The Silk Road: Trade, Travel, War and Faith
Lost in the sands of the Taklamakan desert in western China, there are few places as remote or desolate today as Dandan-Uiliq, Niya or Miran. Lacking strategic or economic importance, their names are known to very few. No roads lead to them and the nearest railway stations and airports are hundreds of miles away. Yet over a thousand years ago they were cosmopolitan and bustling staging posts on a series of great trade routes which led over 5,000 miles from the shores of the Mediterranean to the heartland of China: the Silk Road.
This article is available to History Today online subscribers only. If you are a subscriber, please log in.
Please choose one of these options to access this article:
- Purchase an online subscription
- Purchase a print and online subscription
- If you are already a print subscriber, purchase the online archive upgrade
Call our Subscriptions department on +44 (0)20 3219 7813 for more information.
If you are logged in but still cannot access the article, please contact us
- Middle East
- North America
- South America
- Central America
- Early Modern
- 20th Century

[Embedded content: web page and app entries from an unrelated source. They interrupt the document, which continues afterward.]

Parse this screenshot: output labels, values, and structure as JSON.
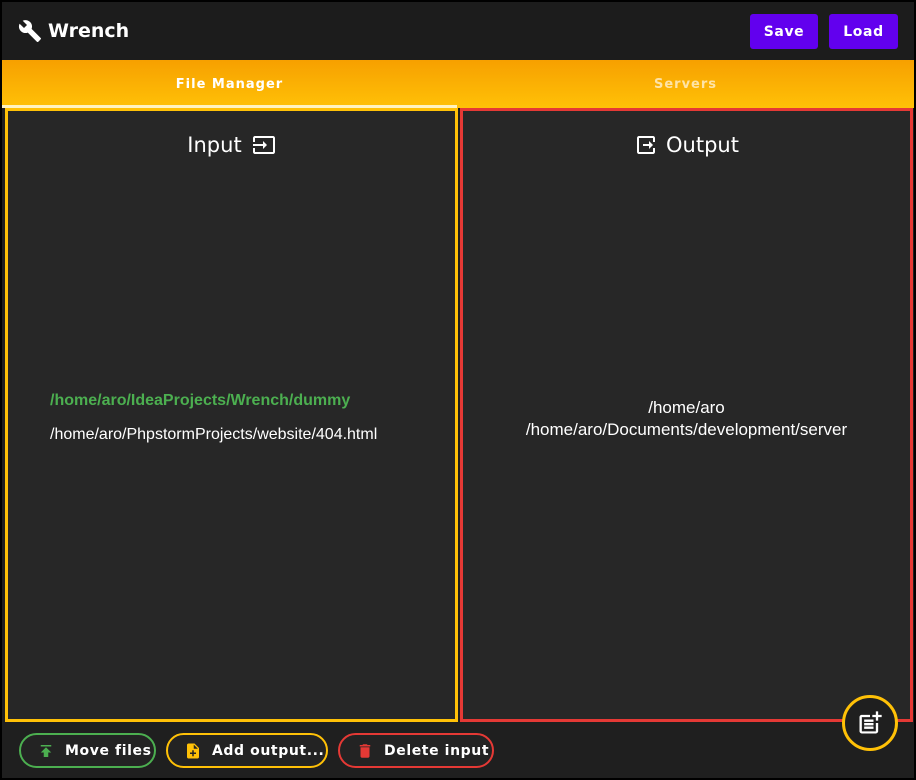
{
  "app": {
    "title": "Wrench"
  },
  "header": {
    "save_label": "Save",
    "load_label": "Load"
  },
  "tabs": [
    {
      "label": "File Manager",
      "active": true
    },
    {
      "label": "Servers",
      "active": false
    }
  ],
  "input_panel": {
    "title": "Input",
    "icon": "input-icon",
    "items": [
      {
        "path": "/home/aro/IdeaProjects/Wrench/dummy",
        "selected": true
      },
      {
        "path": "/home/aro/PhpstormProjects/website/404.html",
        "selected": false
      }
    ]
  },
  "output_panel": {
    "title": "Output",
    "icon": "output-icon",
    "items": [
      {
        "path": "/home/aro"
      },
      {
        "path": "/home/aro/Documents/development/server"
      }
    ]
  },
  "actions": {
    "move_label": "Move files",
    "add_output_label": "Add output...",
    "delete_input_label": "Delete input"
  },
  "colors": {
    "accent": "#ffc107",
    "primary": "#6200ee",
    "success": "#4caf50",
    "danger": "#e53935"
  }
}
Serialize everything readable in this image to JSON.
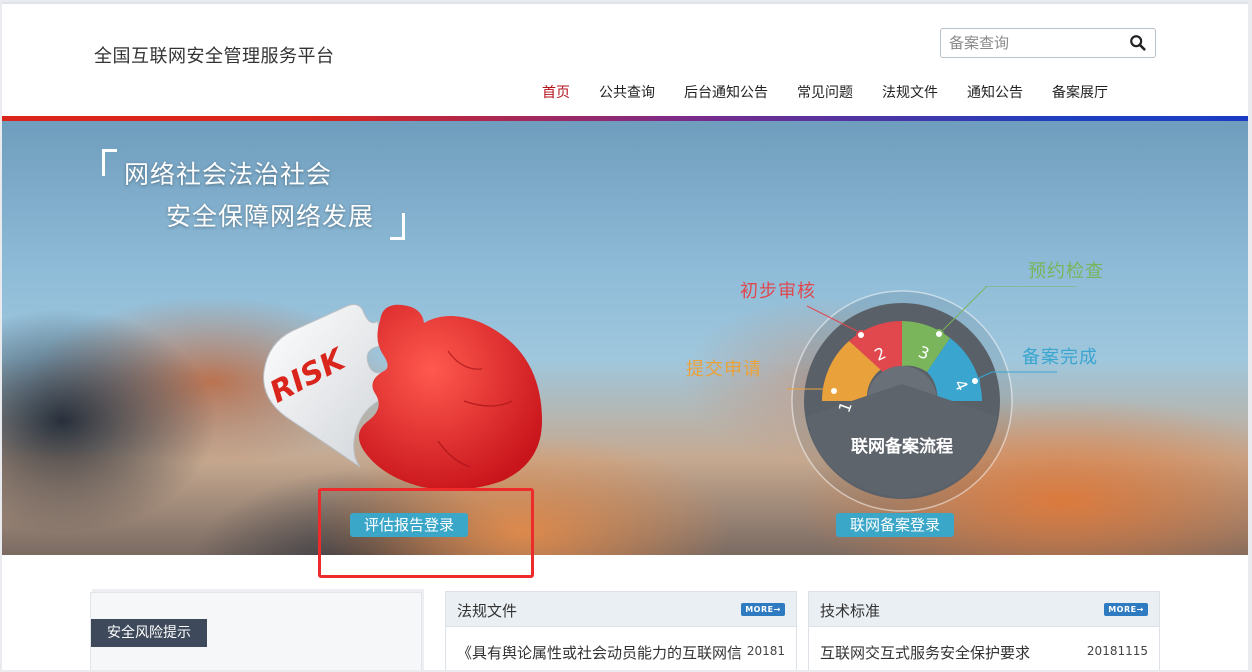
{
  "header": {
    "site_title": "全国互联网安全管理服务平台",
    "search_placeholder": "备案查询"
  },
  "nav": [
    {
      "label": "首页",
      "active": true
    },
    {
      "label": "公共查询"
    },
    {
      "label": "后台通知公告"
    },
    {
      "label": "常见问题"
    },
    {
      "label": "法规文件"
    },
    {
      "label": "通知公告"
    },
    {
      "label": "备案展厅"
    }
  ],
  "banner": {
    "slogan_line1": "网络社会法治社会",
    "slogan_line2": "安全保障网络发展",
    "puzzle_text": "RISK",
    "process": {
      "title": "联网备案流程",
      "steps": [
        {
          "num": "1",
          "label": "提交申请",
          "color": "#e9a23b"
        },
        {
          "num": "2",
          "label": "初步审核",
          "color": "#e0484e"
        },
        {
          "num": "3",
          "label": "预约检查",
          "color": "#7ab55c"
        },
        {
          "num": "4",
          "label": "备案完成",
          "color": "#3aa6d0"
        }
      ]
    },
    "btn_report": "评估报告登录",
    "btn_filing": "联网备案登录"
  },
  "sections": {
    "risk_tab": "安全风险提示",
    "laws": {
      "title": "法规文件",
      "more": "MORE",
      "item": "《具有舆论属性或社会动员能力的互联网信",
      "date": "20181"
    },
    "standards": {
      "title": "技术标准",
      "more": "MORE",
      "item": "互联网交互式服务安全保护要求",
      "date": "20181115"
    }
  },
  "colors": {
    "nav_active": "#b5121b",
    "button": "#3aa6c8",
    "highlight_box": "#ee2b2b"
  }
}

- Economic History
- Environmental History
- Food & Drink
- Historical Memory
- Science & Technology